▶ What you need to do:
A single figure is expected: how many lines of the data that follows contain the word "Interface".
- - -
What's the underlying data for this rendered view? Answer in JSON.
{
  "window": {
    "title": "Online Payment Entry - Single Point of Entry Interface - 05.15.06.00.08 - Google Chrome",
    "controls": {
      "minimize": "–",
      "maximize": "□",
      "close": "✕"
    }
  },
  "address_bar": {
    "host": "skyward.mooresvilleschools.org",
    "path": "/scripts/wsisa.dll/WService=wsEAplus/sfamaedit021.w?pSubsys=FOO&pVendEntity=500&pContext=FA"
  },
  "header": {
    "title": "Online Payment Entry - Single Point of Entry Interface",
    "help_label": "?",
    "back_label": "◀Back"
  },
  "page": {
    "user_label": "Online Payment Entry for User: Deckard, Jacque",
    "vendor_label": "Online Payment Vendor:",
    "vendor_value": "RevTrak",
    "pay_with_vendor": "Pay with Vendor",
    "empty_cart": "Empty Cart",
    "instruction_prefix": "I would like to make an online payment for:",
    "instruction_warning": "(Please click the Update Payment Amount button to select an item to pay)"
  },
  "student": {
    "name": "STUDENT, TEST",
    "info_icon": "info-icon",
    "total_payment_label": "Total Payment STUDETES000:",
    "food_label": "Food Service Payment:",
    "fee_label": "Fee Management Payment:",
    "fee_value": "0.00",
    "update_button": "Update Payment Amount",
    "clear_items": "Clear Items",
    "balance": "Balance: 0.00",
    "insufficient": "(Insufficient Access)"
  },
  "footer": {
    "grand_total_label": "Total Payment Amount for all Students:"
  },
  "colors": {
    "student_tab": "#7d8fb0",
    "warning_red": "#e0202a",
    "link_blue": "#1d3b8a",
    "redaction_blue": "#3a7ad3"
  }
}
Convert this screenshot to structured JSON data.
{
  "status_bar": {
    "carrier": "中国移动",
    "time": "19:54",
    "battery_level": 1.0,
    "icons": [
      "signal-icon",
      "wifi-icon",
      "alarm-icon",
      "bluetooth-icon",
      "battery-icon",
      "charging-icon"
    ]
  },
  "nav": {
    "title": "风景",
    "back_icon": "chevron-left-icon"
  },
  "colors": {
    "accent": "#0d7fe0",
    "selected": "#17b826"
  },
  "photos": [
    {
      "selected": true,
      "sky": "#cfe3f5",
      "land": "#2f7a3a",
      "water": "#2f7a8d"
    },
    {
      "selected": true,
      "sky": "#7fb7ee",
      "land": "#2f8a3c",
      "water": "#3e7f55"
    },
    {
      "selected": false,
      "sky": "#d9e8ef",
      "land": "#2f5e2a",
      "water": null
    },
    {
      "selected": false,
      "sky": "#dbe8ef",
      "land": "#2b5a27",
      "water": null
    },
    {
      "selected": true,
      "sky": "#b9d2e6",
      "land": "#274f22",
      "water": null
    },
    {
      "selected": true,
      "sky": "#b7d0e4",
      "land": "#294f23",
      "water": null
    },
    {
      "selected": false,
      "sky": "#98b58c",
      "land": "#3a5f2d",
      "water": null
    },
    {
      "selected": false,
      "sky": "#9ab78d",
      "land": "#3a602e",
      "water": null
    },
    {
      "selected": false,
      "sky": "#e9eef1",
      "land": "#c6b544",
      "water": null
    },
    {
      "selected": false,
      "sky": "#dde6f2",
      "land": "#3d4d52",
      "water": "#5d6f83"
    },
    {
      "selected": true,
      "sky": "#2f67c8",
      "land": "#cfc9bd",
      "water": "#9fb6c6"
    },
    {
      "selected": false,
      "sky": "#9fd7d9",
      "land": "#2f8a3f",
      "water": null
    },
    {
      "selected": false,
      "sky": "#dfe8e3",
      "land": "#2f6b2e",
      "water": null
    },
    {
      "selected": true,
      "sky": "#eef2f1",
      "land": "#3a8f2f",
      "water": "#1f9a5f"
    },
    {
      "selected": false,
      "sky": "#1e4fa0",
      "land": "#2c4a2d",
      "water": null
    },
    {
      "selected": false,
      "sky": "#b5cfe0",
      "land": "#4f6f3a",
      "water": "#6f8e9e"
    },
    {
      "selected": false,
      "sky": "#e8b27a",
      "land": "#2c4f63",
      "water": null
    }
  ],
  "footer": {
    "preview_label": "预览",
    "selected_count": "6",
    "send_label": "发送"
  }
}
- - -
▶ Exercise answer:
2